▶ TASK DIRECTIONS
Could you find every line in the entries below that holds the word "background" and copy it?

▶ SUPPLIED RECORDS
————
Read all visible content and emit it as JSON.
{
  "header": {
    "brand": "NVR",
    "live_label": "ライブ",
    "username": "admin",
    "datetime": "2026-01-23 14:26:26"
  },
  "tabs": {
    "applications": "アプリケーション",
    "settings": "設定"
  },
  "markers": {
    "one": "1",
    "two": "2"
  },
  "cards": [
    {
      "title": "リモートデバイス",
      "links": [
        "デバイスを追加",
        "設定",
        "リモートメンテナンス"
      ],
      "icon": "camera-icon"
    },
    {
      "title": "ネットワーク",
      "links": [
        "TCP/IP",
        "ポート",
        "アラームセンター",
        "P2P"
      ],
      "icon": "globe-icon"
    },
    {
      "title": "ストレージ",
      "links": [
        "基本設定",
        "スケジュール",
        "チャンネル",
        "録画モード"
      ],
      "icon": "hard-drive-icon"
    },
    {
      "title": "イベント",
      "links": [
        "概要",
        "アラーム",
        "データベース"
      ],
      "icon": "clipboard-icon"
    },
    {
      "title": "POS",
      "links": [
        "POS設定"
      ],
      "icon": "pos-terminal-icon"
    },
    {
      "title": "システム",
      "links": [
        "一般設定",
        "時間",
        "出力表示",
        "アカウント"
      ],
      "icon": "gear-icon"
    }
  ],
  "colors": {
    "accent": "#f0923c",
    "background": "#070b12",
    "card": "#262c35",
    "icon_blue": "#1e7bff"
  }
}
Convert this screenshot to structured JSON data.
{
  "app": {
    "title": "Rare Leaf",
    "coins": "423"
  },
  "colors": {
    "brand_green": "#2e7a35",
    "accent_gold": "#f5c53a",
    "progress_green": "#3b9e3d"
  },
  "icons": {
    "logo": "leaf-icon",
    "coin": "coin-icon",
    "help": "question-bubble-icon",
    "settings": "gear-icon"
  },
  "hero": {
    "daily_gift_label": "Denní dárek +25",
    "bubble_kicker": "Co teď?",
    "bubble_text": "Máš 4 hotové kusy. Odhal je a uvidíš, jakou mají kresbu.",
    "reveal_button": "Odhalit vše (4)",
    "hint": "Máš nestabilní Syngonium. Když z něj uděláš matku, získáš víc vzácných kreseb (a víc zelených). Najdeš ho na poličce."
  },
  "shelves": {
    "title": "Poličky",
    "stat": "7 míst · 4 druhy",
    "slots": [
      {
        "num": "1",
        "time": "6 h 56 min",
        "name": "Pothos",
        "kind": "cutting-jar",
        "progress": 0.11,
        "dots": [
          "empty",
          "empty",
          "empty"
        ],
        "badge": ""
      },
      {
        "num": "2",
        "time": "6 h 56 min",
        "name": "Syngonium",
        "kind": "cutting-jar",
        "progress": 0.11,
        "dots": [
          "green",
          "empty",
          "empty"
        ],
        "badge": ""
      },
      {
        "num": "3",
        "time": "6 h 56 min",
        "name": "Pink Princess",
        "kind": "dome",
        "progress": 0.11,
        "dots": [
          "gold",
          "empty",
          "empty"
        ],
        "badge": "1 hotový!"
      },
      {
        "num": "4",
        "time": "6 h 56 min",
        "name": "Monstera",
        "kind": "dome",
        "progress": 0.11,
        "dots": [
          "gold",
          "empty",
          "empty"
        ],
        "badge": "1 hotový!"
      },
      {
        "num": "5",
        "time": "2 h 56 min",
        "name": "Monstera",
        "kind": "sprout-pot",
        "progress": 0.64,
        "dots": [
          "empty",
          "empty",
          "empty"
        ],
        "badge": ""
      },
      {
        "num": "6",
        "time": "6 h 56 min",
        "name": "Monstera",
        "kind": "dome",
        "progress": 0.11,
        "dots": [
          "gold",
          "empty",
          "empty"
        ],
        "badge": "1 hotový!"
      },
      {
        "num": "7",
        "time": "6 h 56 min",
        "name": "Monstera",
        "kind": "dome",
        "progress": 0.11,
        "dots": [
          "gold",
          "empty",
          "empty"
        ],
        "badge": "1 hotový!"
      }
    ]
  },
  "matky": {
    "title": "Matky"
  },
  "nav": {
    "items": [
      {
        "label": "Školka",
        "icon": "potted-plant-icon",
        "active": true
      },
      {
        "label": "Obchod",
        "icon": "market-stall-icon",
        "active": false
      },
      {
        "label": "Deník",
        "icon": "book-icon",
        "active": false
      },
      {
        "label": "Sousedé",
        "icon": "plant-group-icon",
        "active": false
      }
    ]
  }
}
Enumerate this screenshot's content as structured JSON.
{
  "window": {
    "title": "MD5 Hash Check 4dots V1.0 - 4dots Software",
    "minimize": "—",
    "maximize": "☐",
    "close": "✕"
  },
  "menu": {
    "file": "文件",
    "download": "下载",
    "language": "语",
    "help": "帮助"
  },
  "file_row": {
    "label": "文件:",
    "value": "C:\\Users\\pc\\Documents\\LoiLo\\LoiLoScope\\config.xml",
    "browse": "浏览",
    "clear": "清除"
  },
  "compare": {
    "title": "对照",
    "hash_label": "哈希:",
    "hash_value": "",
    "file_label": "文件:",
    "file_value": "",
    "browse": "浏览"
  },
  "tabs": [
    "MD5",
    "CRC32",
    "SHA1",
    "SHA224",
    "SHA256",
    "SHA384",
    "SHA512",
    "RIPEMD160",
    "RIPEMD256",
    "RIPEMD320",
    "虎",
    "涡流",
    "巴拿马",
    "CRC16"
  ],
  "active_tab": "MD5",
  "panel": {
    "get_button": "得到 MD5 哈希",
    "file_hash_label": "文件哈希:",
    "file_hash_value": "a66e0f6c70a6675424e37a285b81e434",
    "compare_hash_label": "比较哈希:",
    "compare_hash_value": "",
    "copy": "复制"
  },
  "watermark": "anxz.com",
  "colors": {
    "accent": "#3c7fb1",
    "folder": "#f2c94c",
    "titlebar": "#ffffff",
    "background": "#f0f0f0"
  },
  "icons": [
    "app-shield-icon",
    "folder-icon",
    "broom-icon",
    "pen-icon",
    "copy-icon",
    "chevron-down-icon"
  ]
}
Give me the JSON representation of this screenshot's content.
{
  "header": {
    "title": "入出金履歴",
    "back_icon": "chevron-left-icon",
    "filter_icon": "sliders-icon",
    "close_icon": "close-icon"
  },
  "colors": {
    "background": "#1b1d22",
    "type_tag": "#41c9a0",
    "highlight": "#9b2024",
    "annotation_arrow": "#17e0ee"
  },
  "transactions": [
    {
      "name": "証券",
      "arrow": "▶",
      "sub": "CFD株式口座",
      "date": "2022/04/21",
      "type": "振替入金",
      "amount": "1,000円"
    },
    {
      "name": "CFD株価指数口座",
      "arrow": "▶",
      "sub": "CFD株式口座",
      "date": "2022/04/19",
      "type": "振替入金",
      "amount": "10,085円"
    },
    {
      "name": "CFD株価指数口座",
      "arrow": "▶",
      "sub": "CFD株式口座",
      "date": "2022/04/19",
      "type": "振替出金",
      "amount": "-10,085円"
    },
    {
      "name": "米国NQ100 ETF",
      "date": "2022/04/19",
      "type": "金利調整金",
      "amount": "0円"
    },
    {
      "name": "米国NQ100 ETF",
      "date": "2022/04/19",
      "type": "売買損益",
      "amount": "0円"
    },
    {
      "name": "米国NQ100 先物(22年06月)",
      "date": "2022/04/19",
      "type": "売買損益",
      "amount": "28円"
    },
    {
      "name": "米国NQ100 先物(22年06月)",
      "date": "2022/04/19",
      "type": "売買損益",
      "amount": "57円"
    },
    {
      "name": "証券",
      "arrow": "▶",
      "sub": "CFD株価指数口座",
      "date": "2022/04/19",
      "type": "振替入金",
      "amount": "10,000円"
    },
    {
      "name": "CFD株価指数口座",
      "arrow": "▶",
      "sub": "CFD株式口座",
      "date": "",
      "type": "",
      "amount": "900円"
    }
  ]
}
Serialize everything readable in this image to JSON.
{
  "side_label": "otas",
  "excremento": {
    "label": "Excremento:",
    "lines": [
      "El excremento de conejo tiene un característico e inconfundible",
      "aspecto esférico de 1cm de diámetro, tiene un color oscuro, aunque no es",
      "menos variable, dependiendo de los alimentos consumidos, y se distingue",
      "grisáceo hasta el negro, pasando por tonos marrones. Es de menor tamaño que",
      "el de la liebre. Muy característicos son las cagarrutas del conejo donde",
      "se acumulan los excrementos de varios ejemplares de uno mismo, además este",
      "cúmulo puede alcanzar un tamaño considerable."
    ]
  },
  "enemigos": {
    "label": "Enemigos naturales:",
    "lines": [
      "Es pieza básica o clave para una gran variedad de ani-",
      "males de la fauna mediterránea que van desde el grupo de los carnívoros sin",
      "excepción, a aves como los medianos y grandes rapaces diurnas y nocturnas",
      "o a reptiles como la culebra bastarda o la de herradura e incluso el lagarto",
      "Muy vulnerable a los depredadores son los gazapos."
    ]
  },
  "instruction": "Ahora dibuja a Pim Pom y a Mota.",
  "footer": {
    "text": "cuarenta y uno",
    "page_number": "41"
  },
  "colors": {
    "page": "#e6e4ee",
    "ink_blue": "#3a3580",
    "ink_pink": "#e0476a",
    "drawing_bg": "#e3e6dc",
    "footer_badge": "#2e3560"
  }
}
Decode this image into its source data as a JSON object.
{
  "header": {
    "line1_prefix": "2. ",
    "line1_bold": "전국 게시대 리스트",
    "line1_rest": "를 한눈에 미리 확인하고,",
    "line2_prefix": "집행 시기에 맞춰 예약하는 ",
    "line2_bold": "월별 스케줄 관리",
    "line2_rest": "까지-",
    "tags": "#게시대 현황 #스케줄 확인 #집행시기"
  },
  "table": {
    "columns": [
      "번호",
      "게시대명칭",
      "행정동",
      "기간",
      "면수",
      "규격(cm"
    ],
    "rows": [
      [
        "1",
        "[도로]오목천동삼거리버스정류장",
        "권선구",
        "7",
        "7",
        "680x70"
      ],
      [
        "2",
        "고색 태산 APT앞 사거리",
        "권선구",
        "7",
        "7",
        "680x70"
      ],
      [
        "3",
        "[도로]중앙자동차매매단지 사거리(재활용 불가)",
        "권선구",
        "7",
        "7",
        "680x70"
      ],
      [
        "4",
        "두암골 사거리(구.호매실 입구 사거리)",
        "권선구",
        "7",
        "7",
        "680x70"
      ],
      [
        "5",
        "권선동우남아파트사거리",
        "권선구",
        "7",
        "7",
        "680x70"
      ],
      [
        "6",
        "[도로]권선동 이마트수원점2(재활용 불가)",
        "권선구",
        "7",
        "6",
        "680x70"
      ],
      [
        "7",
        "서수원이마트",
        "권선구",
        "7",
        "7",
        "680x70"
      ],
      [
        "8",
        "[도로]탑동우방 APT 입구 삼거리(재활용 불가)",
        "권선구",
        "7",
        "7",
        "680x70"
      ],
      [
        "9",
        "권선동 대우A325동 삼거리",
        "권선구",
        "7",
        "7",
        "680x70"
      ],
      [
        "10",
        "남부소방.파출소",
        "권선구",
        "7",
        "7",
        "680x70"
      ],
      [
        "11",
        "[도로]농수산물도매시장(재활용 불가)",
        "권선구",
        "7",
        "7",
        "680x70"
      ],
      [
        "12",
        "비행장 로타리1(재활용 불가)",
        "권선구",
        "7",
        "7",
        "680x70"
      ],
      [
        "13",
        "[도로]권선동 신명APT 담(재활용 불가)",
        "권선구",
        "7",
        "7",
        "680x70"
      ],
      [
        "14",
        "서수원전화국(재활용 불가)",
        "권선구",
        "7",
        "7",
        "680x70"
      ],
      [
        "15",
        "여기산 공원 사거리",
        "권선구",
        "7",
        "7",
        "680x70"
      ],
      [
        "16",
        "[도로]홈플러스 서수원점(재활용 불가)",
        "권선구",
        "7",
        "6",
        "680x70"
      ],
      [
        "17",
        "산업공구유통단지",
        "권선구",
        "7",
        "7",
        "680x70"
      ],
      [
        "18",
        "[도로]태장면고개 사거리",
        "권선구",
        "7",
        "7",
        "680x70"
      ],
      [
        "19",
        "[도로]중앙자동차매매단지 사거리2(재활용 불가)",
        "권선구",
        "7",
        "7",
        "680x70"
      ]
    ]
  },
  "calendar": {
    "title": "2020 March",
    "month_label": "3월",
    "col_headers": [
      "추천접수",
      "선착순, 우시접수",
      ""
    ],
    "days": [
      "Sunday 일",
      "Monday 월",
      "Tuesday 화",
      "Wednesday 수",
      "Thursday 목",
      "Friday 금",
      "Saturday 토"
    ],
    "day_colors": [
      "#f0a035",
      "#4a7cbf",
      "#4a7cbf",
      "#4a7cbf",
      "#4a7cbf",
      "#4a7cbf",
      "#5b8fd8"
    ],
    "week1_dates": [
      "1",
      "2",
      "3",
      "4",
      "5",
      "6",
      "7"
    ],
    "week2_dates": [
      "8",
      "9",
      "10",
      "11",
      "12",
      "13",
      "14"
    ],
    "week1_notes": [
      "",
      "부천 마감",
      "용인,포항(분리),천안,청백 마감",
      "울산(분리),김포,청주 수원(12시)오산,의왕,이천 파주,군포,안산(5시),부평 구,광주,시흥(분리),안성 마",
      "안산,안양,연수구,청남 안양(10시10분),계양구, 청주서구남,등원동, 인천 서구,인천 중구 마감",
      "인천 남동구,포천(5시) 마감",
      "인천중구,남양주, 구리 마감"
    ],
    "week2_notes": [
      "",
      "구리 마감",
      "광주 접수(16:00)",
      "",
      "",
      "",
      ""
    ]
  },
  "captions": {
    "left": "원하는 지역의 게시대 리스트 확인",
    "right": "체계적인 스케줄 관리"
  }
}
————
▶ RESULT BELOW
    "background": "#070b12",
    "background": "#f0f0f0"
    "background": "#1b1d22",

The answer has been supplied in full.